**THE RECORDS:**
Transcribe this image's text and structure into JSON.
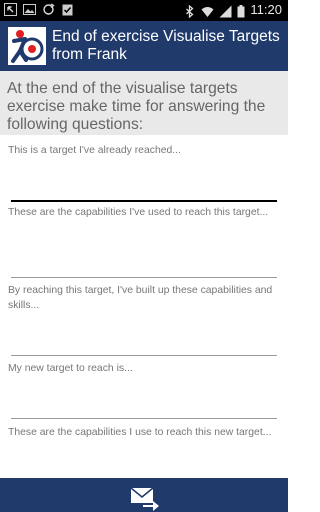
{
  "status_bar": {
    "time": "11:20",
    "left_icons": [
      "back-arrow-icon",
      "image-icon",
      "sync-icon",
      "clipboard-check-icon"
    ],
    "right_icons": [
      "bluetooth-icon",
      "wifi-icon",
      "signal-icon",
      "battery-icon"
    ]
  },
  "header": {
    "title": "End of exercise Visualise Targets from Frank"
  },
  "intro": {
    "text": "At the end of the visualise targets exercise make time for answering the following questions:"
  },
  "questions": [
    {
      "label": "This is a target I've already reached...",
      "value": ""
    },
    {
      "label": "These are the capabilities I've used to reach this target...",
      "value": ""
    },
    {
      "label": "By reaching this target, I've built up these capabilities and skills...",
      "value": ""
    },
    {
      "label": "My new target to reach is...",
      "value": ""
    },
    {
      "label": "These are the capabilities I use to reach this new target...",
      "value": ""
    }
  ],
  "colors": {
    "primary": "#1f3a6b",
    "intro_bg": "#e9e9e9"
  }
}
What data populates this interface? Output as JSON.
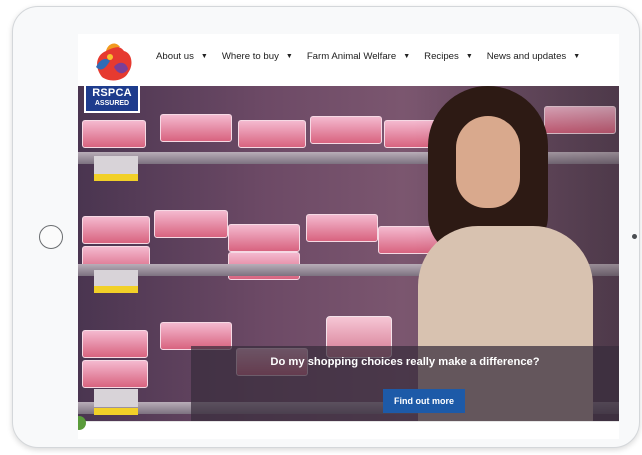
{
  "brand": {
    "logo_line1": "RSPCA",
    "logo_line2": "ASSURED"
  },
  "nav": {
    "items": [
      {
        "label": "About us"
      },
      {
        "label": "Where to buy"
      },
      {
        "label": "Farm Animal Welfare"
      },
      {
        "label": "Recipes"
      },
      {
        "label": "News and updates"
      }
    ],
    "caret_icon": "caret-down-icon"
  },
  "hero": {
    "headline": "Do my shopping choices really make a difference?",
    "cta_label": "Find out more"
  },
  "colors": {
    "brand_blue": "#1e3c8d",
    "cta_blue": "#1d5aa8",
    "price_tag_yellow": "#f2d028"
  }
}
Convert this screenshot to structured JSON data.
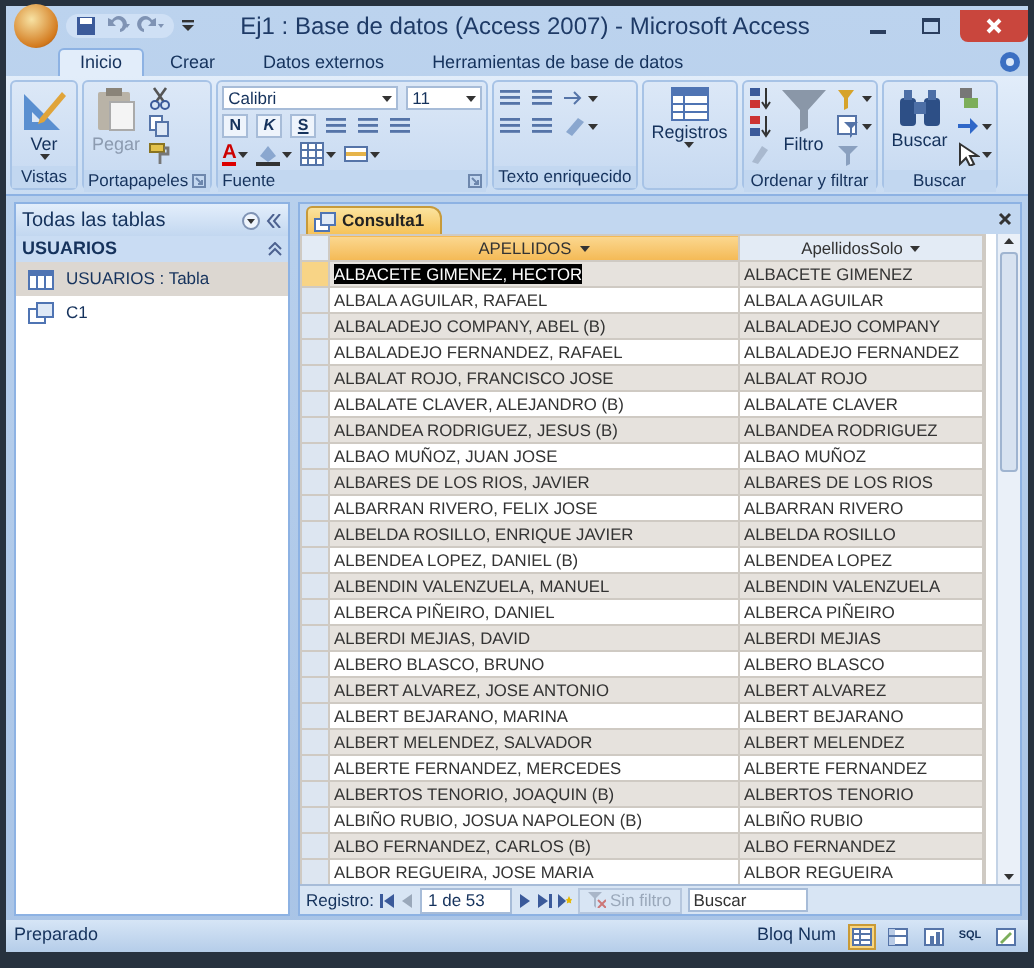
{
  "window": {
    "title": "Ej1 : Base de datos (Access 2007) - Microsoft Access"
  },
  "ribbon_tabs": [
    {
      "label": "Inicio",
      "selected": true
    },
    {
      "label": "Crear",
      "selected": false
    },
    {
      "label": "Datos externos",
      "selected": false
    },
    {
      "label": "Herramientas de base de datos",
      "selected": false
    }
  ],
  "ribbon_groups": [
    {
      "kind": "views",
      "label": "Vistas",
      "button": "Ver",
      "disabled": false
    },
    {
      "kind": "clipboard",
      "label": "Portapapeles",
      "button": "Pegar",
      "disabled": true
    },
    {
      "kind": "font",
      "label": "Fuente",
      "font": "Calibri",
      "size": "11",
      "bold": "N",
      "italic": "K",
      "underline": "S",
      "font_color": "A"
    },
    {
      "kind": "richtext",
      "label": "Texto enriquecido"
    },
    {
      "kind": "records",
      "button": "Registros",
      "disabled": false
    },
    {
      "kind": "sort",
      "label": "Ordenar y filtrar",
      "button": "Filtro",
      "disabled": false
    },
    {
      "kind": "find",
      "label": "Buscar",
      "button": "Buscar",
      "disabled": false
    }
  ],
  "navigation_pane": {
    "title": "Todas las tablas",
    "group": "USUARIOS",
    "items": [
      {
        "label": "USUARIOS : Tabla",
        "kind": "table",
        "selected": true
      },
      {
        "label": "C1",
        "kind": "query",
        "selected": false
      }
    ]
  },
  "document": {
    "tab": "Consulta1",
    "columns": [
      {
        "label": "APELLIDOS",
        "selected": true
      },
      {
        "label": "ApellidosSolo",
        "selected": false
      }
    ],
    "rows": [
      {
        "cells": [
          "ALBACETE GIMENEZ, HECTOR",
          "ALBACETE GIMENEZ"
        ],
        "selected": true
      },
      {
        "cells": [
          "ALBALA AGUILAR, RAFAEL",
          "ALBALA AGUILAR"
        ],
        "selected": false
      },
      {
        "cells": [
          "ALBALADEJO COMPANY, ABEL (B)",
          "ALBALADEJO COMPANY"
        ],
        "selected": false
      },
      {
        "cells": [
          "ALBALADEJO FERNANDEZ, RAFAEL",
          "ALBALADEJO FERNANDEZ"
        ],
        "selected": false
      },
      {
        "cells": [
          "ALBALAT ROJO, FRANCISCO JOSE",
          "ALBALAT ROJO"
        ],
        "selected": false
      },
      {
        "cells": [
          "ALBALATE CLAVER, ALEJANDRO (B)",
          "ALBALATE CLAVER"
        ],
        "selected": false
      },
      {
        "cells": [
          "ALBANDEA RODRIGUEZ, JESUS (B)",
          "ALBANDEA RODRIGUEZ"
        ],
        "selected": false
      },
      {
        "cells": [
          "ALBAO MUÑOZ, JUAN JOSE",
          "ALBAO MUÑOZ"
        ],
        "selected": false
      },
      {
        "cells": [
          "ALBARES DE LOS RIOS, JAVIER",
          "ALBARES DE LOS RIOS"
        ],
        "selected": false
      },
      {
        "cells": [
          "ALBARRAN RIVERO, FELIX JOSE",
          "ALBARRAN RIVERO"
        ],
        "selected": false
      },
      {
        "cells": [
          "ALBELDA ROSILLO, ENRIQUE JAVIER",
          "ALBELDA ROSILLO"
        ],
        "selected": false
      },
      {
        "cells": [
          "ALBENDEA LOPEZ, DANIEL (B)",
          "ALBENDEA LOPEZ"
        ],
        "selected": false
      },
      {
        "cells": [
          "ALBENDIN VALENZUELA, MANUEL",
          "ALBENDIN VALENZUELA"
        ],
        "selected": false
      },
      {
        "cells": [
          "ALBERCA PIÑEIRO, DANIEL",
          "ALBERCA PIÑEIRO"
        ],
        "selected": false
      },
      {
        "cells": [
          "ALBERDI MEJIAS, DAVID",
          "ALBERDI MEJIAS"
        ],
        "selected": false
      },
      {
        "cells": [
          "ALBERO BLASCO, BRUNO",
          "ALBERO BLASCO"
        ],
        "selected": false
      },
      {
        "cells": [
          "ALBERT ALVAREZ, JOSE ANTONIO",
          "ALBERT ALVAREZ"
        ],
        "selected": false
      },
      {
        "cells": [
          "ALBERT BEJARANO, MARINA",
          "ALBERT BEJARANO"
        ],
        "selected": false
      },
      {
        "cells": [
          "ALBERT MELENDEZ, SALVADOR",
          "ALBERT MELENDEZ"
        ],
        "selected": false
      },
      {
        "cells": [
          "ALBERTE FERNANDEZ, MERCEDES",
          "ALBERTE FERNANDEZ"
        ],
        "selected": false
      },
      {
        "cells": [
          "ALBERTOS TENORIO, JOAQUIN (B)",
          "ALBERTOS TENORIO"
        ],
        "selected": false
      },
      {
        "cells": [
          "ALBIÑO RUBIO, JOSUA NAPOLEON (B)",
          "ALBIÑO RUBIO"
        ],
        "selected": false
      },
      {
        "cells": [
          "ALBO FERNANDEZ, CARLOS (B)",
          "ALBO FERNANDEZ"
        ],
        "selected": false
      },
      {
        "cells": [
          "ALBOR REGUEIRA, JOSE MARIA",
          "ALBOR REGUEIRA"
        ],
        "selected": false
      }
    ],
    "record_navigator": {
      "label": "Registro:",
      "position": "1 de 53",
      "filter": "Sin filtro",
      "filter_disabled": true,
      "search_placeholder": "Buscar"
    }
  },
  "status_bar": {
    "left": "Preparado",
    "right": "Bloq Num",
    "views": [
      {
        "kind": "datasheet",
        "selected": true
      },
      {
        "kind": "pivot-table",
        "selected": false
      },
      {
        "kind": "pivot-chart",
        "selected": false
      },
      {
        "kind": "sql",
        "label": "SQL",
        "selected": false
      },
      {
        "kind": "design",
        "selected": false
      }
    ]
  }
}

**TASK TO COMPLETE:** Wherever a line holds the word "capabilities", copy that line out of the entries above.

**SOLUTION TO THIS EXERCISE:**
      "label": "These are the capabilities I've used to reach this target...",
      "label": "By reaching this target, I've built up these capabilities and skills...",
      "label": "These are the capabilities I use to reach this new target...",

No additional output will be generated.